◆ **Your task**
Which of the lines below contain the string "让您更好的了解目前身体状况"? Pull each one out of the data.

[Stored entries]
⟨
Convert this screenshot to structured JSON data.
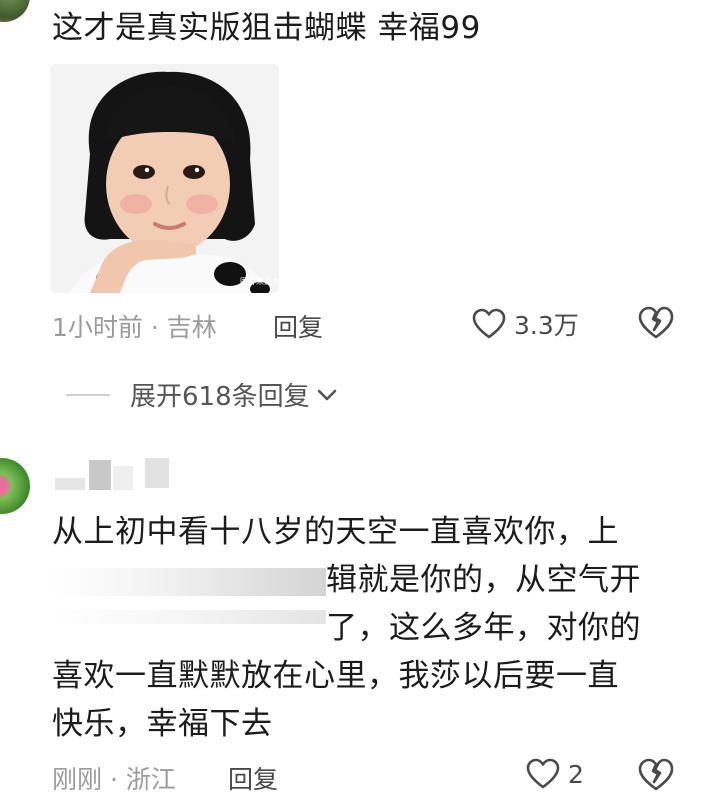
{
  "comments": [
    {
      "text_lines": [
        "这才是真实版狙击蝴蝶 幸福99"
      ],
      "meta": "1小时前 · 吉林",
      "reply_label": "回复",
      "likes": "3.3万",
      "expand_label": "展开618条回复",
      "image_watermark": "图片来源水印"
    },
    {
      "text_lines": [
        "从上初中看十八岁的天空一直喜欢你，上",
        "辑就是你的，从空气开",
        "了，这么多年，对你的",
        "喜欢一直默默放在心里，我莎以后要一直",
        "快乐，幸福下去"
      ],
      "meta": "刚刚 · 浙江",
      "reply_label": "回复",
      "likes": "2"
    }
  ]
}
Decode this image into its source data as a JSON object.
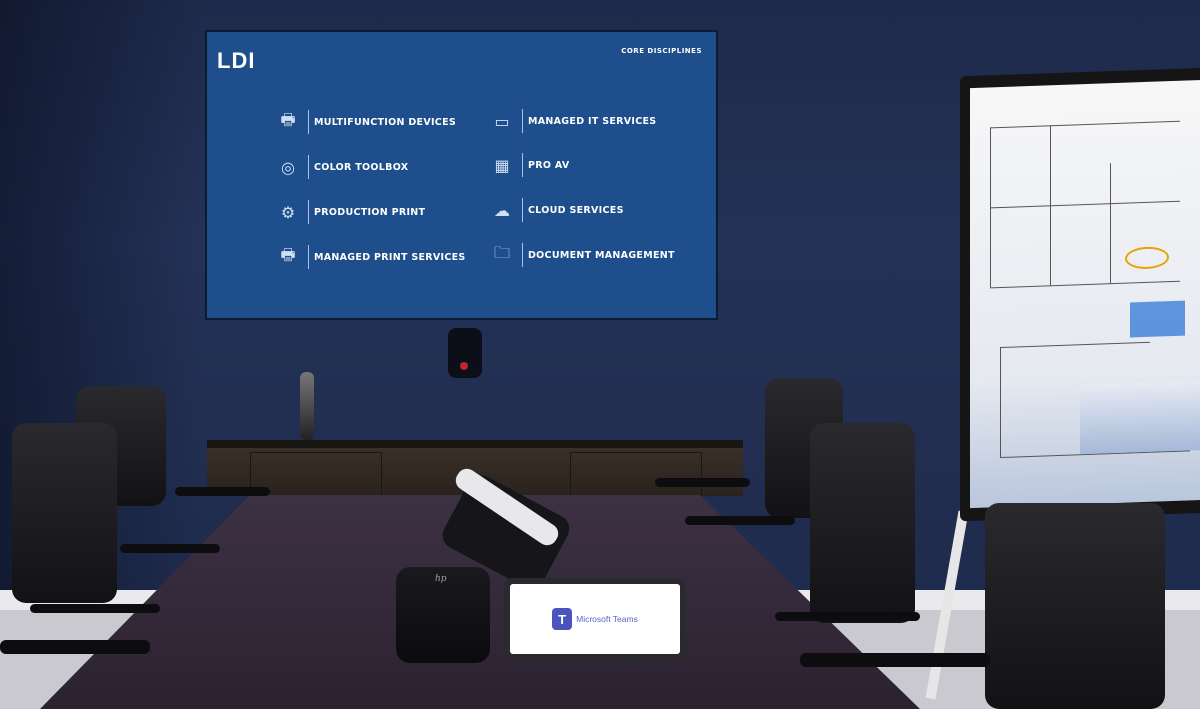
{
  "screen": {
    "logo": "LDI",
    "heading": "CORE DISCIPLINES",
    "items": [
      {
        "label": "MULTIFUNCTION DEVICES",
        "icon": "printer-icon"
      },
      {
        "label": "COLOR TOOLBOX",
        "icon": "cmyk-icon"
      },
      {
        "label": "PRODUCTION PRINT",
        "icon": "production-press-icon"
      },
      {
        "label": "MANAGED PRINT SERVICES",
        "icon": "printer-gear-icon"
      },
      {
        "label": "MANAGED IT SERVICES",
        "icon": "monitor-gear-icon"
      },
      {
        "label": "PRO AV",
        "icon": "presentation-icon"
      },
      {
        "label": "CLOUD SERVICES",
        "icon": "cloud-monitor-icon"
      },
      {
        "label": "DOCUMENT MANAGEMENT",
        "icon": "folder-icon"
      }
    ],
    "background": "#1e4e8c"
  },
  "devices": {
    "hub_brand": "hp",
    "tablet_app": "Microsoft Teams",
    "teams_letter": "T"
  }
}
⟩
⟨
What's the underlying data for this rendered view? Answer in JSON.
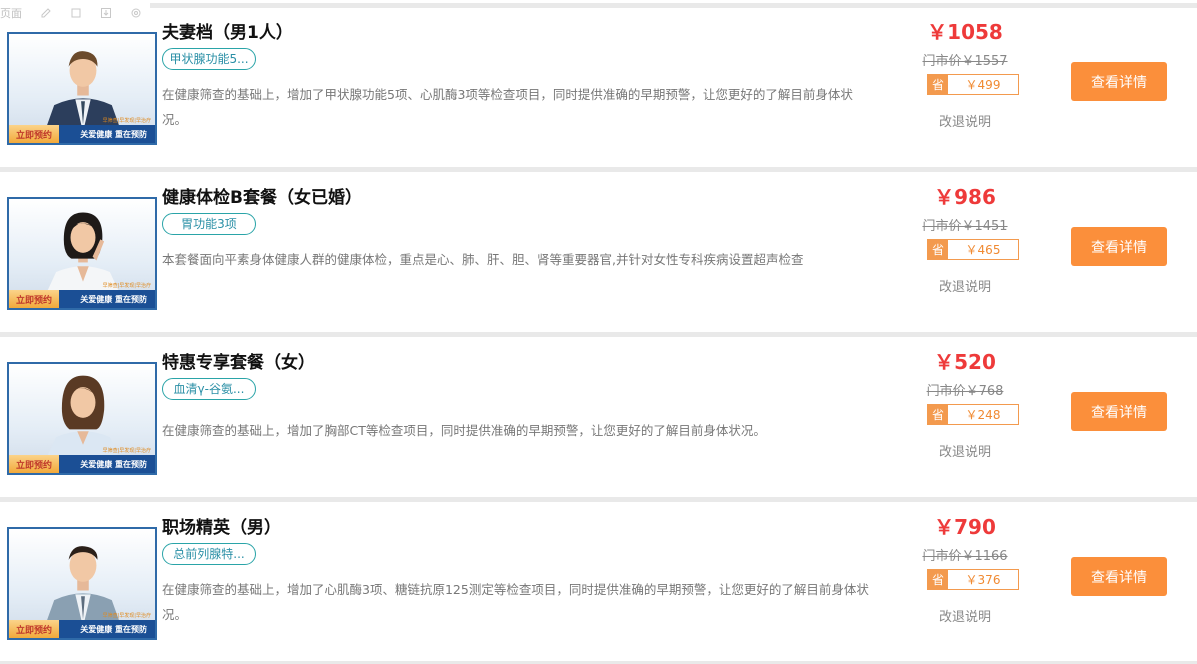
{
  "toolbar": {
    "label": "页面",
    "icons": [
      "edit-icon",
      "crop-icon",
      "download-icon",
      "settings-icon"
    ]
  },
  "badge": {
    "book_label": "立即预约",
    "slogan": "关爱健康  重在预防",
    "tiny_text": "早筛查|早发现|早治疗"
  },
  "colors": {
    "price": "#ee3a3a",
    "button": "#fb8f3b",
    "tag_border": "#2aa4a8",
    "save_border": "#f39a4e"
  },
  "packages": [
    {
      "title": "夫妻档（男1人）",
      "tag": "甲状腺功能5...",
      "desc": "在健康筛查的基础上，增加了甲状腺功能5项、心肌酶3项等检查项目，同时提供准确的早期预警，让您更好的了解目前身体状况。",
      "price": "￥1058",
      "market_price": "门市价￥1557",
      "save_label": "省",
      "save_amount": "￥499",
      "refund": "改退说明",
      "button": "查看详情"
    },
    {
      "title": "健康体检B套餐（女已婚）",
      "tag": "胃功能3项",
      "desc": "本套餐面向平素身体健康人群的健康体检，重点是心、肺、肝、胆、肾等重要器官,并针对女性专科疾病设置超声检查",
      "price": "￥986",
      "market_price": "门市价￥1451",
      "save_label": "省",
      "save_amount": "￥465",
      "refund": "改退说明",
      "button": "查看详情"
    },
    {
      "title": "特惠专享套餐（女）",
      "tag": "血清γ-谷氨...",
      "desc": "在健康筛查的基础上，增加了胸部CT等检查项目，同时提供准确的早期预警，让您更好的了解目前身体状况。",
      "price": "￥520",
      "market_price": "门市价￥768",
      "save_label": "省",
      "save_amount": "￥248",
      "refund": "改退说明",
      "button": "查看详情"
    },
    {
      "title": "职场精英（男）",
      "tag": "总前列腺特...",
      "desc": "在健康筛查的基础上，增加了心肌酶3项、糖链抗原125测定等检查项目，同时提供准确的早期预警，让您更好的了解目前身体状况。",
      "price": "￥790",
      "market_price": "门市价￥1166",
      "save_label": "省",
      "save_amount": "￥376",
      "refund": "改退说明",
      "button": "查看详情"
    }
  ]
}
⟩
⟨
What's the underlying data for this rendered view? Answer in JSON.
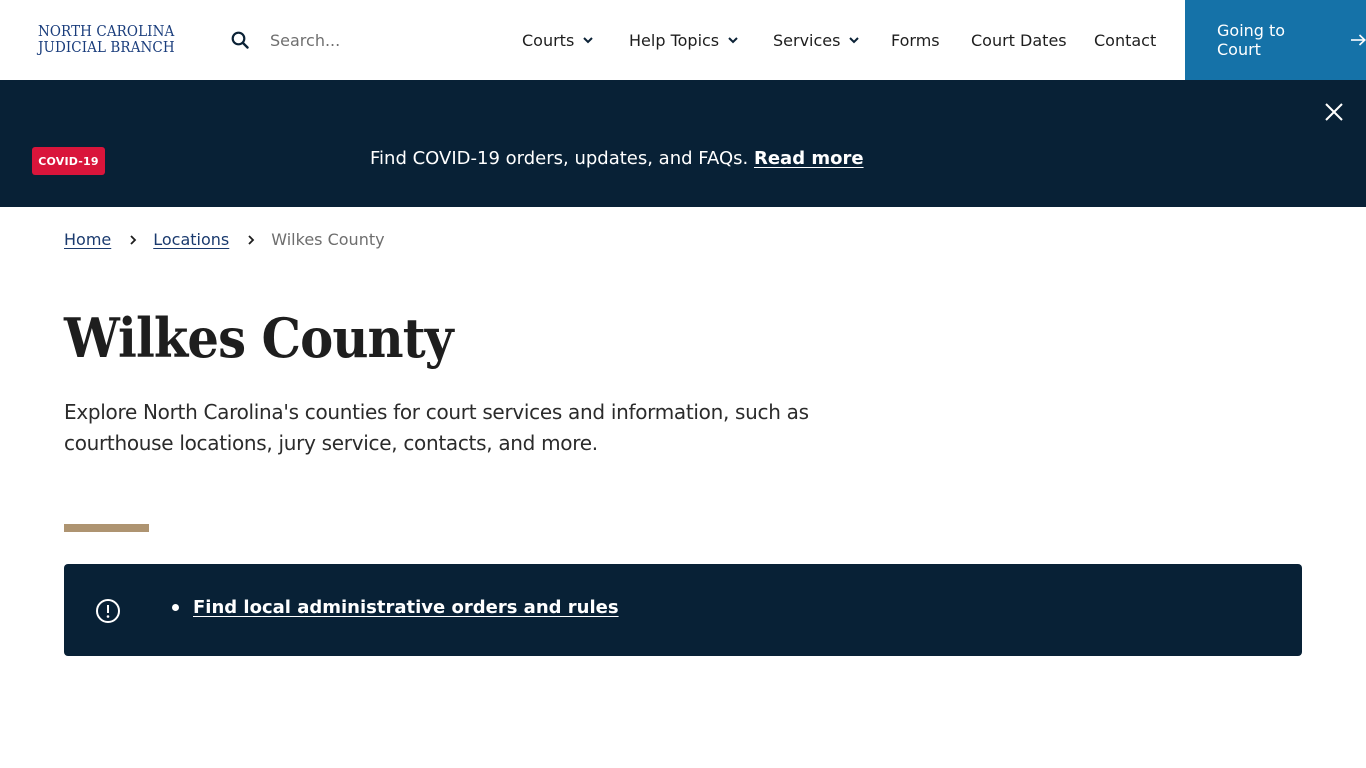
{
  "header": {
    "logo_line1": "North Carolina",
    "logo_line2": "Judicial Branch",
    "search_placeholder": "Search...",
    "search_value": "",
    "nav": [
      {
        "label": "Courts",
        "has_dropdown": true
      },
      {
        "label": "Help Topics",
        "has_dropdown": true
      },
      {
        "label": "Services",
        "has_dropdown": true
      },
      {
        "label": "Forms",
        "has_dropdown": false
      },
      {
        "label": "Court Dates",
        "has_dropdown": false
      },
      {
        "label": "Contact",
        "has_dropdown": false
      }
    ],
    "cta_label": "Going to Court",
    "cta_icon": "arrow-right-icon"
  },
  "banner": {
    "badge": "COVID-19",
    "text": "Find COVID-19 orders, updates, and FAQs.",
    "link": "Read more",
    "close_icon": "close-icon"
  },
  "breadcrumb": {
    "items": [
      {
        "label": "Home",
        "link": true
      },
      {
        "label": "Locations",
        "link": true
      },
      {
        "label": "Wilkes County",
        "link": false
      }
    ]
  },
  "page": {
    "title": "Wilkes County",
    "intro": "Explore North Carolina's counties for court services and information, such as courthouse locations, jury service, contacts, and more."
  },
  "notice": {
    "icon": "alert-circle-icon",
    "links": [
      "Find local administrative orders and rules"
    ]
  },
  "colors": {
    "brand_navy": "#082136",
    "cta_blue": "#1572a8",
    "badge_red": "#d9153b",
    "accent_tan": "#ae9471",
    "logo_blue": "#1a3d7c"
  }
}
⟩
◆ **Worked solution**
      "desc": "在健康筛查的基础上，增加了甲状腺功能5项、心肌酶3项等检查项目，同时提供准确的早期预警，让您更好的了解目前身体状况。",
      "desc": "在健康筛查的基础上，增加了胸部CT等检查项目，同时提供准确的早期预警，让您更好的了解目前身体状况。",
      "desc": "在健康筛查的基础上，增加了心肌酶3项、糖链抗原125测定等检查项目，同时提供准确的早期预警，让您更好的了解目前身体状况。",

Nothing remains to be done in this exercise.